--- DATA SHOWN ---

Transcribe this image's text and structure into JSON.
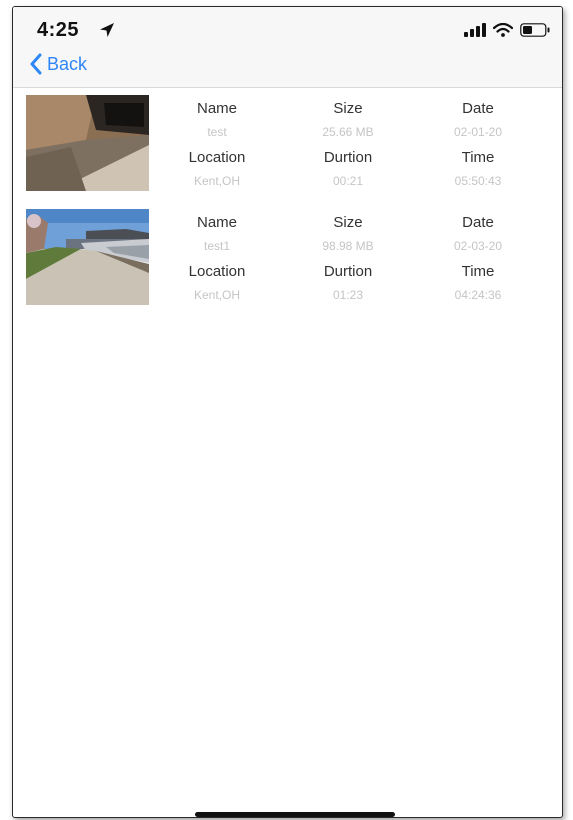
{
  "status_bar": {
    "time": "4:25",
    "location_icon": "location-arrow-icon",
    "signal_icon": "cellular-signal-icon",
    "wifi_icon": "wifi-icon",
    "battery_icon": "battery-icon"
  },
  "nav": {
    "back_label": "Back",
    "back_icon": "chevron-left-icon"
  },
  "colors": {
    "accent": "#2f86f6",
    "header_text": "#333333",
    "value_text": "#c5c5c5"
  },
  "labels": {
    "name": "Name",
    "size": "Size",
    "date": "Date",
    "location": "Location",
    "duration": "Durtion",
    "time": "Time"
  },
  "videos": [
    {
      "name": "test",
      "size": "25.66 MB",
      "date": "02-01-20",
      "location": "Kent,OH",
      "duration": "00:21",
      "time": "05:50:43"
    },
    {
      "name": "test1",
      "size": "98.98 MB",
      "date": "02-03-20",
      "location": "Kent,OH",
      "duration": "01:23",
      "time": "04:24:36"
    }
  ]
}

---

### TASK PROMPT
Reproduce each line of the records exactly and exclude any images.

### RESPONSE BOX
Transcribe this image's text and structure into JSON.
{
  "status_bar": {
    "time": "4:25",
    "location_icon": "location-arrow-icon",
    "signal_icon": "cellular-signal-icon",
    "wifi_icon": "wifi-icon",
    "battery_icon": "battery-icon"
  },
  "nav": {
    "back_label": "Back",
    "back_icon": "chevron-left-icon"
  },
  "colors": {
    "accent": "#2f86f6",
    "header_text": "#333333",
    "value_text": "#c5c5c5"
  },
  "labels": {
    "name": "Name",
    "size": "Size",
    "date": "Date",
    "location": "Location",
    "duration": "Durtion",
    "time": "Time"
  },
  "videos": [
    {
      "name": "test",
      "size": "25.66 MB",
      "date": "02-01-20",
      "location": "Kent,OH",
      "duration": "00:21",
      "time": "05:50:43"
    },
    {
      "name": "test1",
      "size": "98.98 MB",
      "date": "02-03-20",
      "location": "Kent,OH",
      "duration": "01:23",
      "time": "04:24:36"
    }
  ]
}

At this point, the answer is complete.